Return every line of the data below that includes the string "Copy".

Web page and app entries:
..............................
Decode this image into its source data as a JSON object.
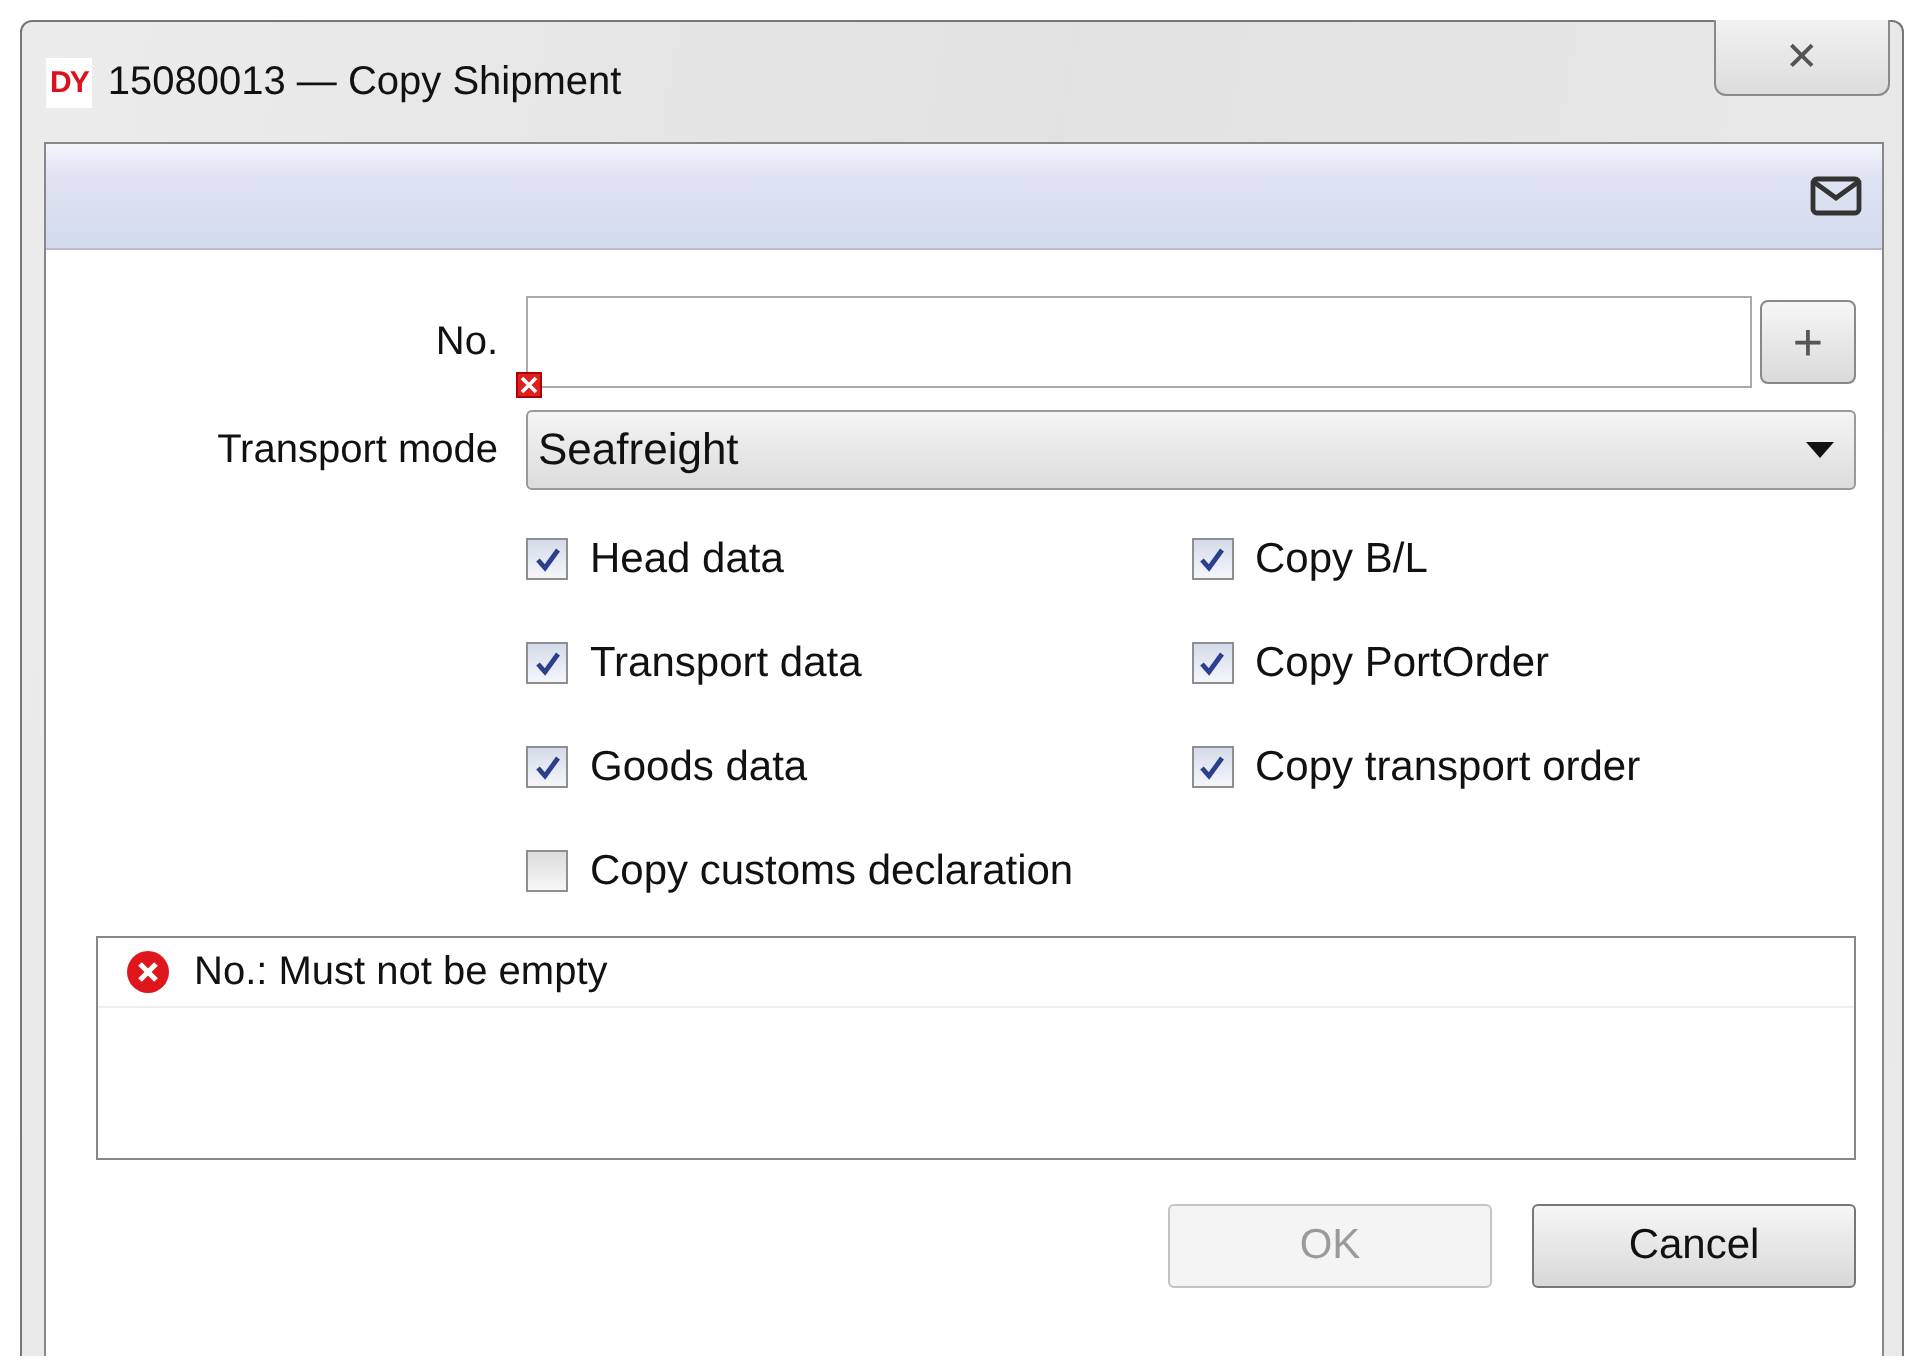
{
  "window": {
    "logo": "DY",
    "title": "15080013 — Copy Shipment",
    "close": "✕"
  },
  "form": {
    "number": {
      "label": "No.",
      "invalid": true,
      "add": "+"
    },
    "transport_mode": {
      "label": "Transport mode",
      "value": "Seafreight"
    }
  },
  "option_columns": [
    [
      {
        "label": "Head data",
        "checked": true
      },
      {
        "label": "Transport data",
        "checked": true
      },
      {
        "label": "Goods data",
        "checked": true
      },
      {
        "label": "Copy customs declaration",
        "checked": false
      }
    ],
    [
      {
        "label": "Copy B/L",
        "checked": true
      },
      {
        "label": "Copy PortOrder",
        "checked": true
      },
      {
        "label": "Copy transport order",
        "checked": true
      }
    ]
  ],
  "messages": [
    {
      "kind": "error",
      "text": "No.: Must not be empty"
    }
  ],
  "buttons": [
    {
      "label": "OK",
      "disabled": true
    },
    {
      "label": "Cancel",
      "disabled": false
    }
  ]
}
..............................
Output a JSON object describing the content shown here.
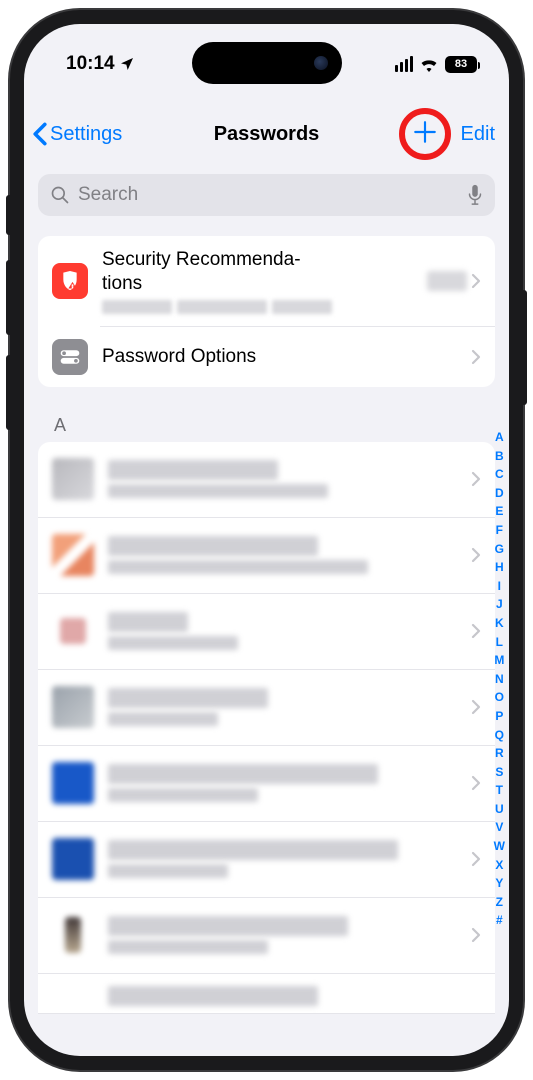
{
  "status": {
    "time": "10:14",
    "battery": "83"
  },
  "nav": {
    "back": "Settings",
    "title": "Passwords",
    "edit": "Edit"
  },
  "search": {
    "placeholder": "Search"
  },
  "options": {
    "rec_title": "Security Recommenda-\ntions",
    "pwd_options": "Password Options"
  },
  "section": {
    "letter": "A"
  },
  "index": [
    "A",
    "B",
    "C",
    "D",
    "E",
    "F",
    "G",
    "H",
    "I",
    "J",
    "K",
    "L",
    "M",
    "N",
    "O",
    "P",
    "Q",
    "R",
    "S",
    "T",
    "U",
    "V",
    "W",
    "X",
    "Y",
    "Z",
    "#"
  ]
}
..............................
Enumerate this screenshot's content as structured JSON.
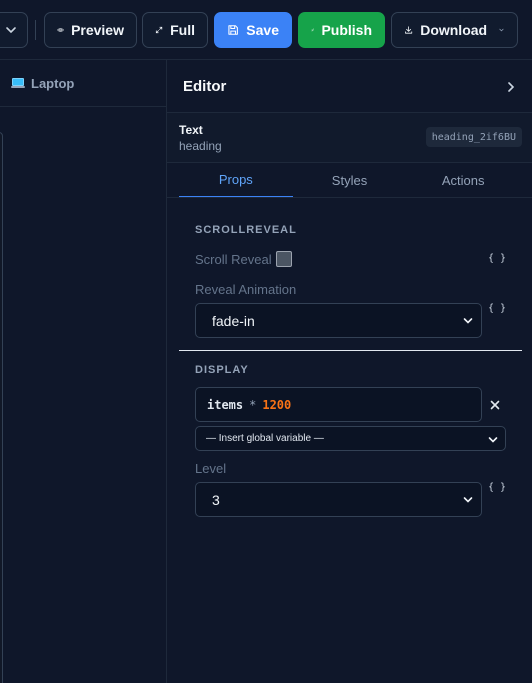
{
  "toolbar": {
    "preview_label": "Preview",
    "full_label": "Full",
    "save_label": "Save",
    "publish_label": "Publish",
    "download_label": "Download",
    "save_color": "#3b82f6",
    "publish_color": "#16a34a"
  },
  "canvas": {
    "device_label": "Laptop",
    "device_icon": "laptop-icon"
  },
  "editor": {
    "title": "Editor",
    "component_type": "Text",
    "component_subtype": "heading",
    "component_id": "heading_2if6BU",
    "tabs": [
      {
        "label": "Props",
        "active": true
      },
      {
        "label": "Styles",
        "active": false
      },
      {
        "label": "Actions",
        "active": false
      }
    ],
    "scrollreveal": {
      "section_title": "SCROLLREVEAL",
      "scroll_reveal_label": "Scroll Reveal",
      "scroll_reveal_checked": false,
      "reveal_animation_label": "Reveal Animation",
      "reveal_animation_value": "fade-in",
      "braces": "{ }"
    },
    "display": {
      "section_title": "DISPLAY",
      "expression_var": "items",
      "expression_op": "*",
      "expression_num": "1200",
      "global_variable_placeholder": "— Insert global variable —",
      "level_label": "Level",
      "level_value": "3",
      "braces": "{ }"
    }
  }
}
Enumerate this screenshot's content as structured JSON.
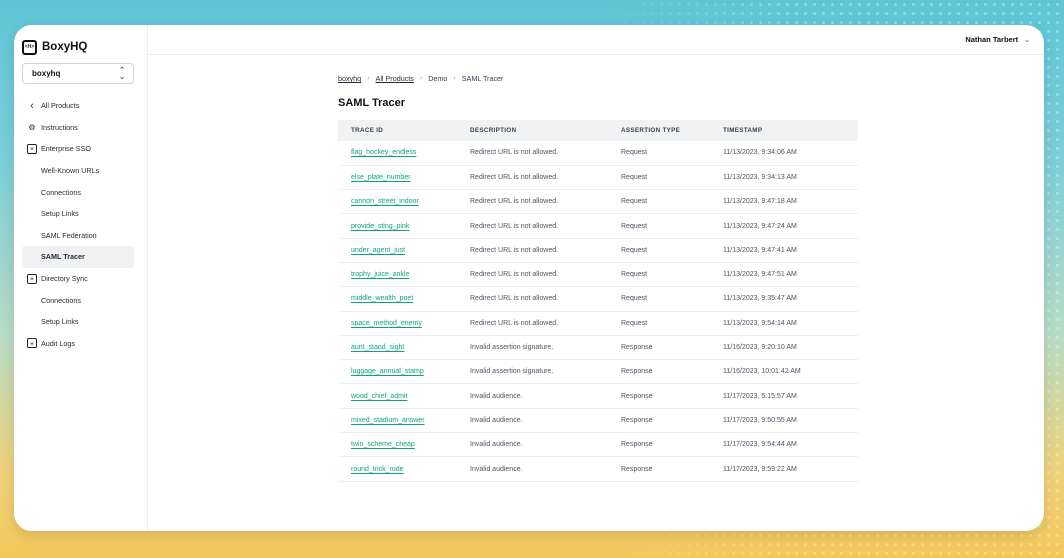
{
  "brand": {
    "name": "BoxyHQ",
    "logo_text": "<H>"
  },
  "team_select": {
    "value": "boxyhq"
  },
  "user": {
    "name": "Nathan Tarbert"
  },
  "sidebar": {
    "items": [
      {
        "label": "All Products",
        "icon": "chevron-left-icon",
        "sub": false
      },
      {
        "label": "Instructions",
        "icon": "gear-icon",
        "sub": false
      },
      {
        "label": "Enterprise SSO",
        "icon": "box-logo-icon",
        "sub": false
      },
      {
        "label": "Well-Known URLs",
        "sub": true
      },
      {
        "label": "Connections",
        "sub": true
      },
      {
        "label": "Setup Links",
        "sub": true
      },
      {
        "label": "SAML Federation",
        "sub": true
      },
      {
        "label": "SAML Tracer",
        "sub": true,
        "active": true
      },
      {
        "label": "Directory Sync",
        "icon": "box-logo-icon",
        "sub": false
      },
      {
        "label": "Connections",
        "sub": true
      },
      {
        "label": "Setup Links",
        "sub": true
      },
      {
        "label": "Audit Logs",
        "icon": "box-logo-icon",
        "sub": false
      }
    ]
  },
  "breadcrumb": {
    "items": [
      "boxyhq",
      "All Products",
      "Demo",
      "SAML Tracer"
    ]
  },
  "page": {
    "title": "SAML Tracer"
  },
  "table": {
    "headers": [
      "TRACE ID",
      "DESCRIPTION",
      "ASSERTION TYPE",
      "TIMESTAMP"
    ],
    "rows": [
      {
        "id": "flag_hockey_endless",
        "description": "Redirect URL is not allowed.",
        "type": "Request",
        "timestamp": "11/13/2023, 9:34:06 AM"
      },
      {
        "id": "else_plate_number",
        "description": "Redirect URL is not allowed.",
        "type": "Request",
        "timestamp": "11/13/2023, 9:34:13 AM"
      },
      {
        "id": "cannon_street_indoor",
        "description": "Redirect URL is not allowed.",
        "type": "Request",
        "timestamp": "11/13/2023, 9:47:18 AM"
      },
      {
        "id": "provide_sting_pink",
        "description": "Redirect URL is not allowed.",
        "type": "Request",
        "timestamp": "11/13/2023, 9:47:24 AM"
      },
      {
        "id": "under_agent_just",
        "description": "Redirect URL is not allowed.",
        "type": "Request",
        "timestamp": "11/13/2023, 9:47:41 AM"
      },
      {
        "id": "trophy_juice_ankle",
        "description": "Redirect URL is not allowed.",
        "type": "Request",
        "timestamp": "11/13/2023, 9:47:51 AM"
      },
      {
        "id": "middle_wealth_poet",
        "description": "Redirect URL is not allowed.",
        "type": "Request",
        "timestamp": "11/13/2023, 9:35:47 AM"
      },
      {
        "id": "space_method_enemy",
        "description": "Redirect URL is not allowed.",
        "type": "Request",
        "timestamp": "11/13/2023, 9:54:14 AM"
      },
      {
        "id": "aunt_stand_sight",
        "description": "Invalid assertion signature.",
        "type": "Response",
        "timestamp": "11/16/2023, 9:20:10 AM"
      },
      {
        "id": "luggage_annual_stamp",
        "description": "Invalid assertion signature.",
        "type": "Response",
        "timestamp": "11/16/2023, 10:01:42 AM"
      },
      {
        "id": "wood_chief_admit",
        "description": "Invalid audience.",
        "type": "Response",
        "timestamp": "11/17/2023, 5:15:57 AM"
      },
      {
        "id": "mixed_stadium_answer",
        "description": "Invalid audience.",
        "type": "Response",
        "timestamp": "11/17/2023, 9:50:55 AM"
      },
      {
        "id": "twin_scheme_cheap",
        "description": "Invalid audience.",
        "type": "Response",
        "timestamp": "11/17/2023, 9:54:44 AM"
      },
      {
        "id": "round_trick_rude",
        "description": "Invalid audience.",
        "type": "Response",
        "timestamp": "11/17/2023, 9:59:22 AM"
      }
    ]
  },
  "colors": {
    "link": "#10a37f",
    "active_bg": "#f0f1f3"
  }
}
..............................
== WRITTEN RESPONSE ==
    "title": "15080013 — Copy Shipment",
        "label": "Copy customs declaration",
        "label": "Copy B/L",
        "label": "Copy PortOrder",
        "label": "Copy transport order",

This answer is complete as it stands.